What to do – Locate each line below that includes "this" and reproduce it.
[Dataset records — start]
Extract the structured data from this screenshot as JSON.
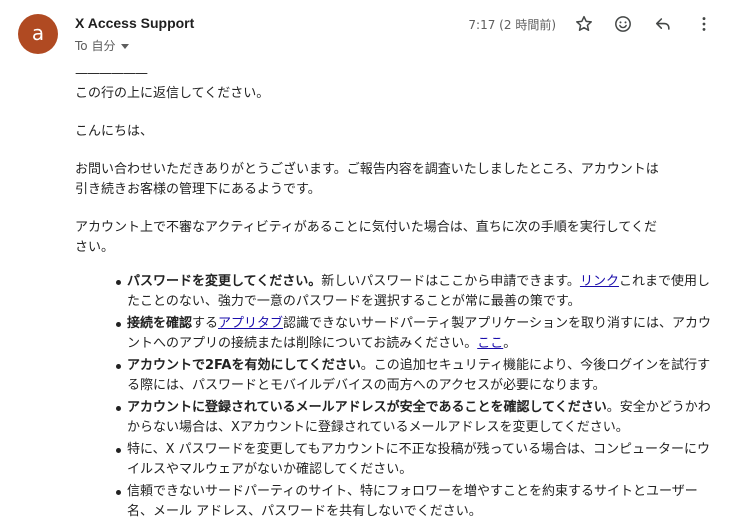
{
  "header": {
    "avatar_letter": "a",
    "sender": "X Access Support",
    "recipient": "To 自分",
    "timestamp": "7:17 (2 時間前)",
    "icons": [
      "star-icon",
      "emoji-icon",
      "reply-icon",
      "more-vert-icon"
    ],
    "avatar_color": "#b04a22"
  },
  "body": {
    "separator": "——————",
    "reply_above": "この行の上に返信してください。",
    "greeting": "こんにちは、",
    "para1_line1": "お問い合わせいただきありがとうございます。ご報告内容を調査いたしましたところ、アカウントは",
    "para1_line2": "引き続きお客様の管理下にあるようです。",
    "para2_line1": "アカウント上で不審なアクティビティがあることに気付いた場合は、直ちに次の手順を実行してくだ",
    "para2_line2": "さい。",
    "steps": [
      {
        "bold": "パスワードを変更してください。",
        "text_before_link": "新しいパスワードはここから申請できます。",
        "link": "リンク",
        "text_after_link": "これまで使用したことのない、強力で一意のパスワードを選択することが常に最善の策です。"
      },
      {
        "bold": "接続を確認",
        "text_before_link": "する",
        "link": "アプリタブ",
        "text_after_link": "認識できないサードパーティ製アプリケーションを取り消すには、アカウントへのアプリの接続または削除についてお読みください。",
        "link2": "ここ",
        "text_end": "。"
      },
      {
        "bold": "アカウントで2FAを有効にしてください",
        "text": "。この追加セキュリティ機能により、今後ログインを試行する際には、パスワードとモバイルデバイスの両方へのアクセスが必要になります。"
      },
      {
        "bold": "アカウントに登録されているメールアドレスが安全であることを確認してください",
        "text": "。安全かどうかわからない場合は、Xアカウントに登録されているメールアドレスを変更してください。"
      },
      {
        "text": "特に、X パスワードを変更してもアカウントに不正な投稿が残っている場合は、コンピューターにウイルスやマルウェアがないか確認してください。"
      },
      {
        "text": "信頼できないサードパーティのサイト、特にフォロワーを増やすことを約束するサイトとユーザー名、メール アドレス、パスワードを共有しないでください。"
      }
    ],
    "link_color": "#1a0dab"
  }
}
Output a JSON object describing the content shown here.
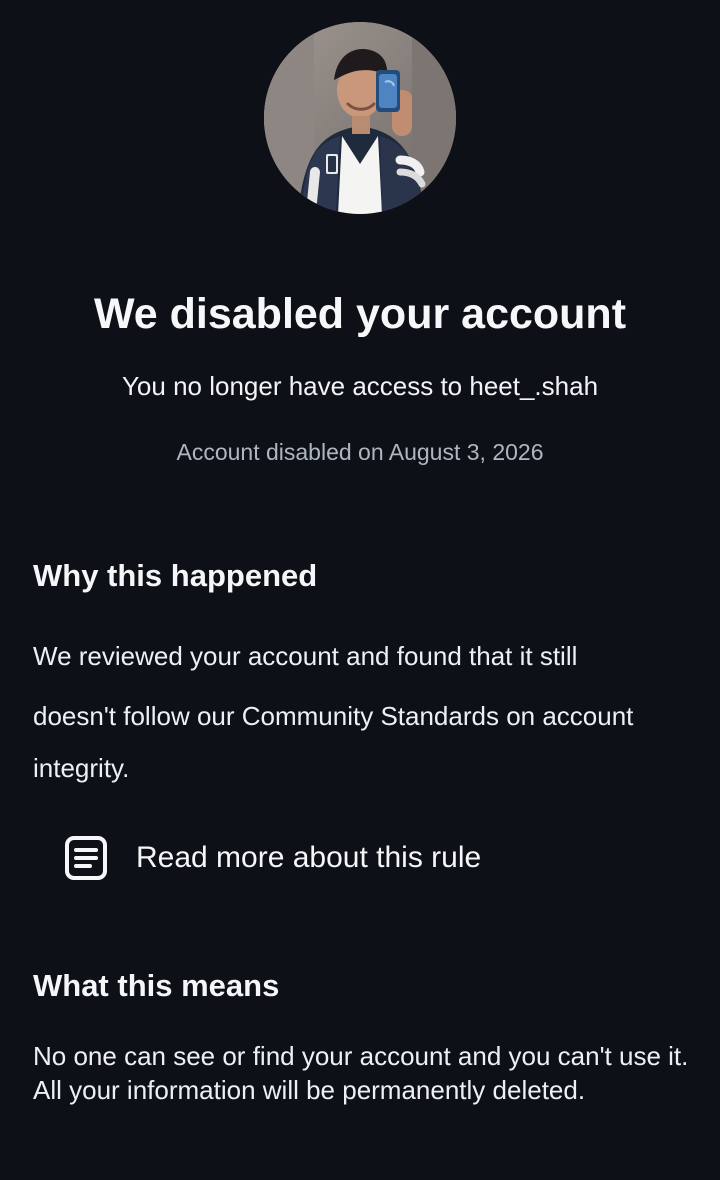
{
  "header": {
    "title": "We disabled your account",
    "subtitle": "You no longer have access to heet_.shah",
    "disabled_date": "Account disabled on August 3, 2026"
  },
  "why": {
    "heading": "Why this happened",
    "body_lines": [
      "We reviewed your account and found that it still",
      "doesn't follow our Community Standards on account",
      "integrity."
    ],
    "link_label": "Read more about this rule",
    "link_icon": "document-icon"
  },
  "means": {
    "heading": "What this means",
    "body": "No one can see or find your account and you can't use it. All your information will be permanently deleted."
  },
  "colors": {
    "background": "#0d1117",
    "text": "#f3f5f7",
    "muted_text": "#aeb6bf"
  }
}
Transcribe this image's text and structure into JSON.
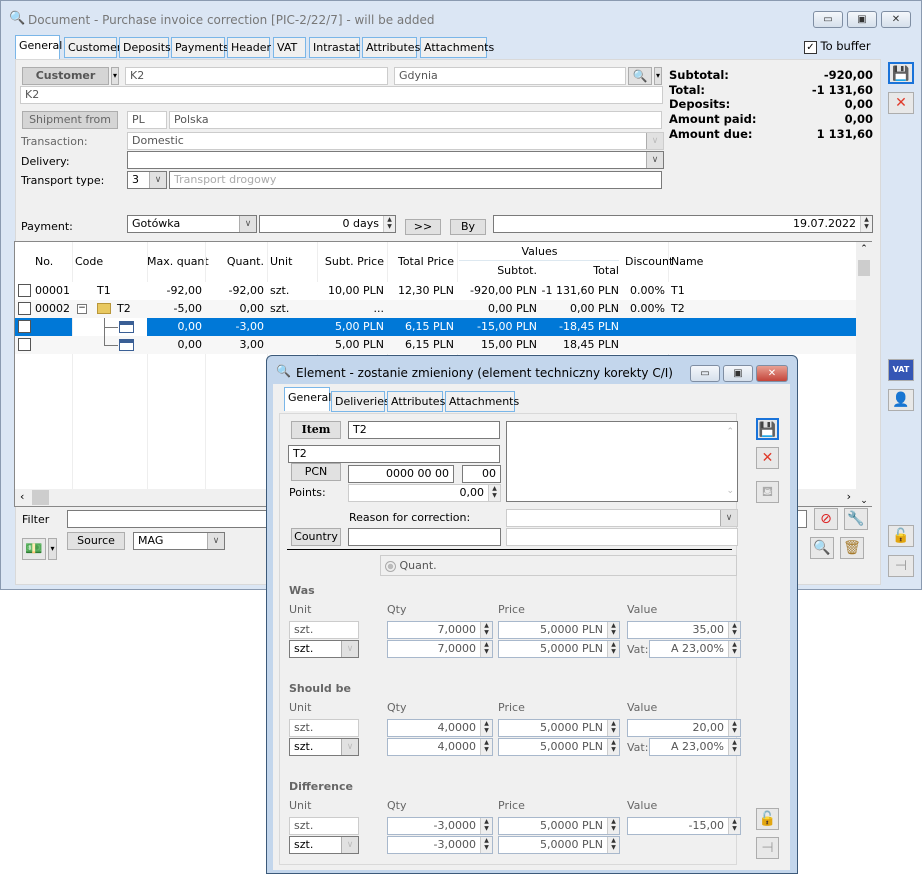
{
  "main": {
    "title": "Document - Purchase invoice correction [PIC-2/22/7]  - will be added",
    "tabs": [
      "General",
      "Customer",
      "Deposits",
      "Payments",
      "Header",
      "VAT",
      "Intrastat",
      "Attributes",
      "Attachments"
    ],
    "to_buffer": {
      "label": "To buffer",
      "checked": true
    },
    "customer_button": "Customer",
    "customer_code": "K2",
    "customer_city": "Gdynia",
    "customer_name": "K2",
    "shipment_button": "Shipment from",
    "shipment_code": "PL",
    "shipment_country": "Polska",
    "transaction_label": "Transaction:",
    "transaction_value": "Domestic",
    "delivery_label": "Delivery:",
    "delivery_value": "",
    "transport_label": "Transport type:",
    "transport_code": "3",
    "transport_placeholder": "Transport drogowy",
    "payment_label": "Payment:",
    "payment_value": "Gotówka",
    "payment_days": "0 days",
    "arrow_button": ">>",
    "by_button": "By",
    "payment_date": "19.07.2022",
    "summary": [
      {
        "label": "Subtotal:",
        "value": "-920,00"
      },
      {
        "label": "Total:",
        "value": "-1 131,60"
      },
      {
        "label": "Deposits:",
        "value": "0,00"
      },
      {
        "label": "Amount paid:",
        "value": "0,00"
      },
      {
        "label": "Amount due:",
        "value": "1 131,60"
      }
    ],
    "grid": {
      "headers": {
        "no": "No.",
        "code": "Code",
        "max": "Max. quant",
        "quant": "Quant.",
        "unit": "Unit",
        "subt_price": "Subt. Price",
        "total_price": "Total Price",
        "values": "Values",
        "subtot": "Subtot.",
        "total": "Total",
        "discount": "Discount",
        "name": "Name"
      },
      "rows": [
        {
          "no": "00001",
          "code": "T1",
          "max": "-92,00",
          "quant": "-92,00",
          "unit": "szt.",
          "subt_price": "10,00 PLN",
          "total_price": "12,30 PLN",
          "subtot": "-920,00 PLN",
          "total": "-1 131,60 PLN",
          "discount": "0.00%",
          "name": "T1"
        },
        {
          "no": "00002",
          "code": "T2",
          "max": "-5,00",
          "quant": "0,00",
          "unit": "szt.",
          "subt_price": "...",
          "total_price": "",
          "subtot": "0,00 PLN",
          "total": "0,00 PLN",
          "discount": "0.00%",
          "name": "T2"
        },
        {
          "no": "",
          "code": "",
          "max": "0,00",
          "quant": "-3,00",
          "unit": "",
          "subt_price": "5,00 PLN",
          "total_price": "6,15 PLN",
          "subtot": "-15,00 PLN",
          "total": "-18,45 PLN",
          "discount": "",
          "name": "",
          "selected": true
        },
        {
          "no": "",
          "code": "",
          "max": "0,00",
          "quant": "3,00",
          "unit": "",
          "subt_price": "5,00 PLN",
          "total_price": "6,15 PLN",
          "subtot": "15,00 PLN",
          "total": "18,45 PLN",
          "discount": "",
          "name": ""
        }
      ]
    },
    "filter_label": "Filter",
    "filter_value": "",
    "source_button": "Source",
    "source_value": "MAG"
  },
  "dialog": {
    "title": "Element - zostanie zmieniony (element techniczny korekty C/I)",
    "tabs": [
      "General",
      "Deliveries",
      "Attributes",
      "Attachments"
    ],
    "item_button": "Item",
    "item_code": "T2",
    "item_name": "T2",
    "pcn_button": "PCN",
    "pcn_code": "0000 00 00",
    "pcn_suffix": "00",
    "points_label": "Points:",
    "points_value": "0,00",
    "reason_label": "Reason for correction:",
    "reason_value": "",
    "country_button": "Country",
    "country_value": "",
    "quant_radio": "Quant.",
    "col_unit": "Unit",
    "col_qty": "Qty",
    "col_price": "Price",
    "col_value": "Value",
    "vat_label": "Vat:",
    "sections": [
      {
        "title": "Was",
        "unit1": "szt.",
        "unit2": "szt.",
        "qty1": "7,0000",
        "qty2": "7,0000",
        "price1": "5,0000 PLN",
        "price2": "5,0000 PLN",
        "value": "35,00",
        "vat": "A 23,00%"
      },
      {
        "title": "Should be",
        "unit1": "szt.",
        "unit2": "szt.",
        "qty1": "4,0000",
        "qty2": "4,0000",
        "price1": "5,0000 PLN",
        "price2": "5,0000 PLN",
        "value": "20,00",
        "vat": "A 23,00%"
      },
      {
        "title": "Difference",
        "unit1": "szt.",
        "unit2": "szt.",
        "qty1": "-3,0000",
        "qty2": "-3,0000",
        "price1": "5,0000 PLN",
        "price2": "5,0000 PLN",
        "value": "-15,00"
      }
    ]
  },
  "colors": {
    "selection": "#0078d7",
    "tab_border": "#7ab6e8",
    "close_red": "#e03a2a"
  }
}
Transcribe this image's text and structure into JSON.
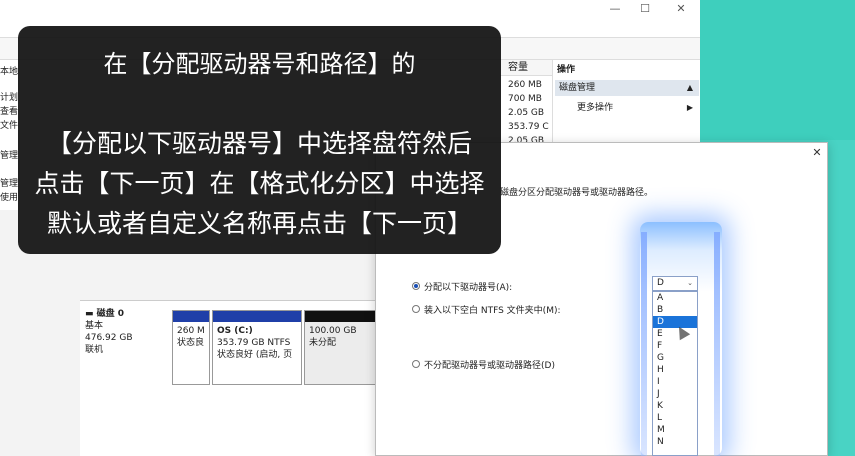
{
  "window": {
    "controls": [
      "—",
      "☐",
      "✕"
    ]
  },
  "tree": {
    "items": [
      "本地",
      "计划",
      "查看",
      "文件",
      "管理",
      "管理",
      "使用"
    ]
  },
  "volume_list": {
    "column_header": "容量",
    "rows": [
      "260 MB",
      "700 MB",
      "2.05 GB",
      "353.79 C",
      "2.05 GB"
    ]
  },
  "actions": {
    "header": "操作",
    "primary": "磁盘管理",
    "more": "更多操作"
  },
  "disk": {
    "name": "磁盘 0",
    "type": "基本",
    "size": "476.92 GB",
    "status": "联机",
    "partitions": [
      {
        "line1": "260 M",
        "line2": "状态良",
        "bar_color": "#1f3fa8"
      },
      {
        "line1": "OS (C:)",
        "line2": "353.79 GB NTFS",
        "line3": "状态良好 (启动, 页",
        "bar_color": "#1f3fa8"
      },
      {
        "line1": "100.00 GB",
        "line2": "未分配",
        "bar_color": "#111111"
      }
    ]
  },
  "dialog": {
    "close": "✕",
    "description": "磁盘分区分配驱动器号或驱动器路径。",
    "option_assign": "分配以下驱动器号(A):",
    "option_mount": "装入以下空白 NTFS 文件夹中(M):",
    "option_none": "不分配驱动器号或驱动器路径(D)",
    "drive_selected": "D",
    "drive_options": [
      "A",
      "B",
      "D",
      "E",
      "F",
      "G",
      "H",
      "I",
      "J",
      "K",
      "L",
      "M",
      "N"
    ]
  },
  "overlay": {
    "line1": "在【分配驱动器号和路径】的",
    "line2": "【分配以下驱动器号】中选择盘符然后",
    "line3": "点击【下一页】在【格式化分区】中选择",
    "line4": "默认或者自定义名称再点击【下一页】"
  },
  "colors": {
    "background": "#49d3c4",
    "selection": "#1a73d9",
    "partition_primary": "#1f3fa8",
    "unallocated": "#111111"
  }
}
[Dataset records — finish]
Result below –
Extract the structured data from this screenshot as JSON.
    "heading": "Why this happened",
    "link_label": "Read more about this rule",
    "heading": "What this means",
Transcribe this image's text and structure into JSON.
Transcribe this image's text and structure into JSON.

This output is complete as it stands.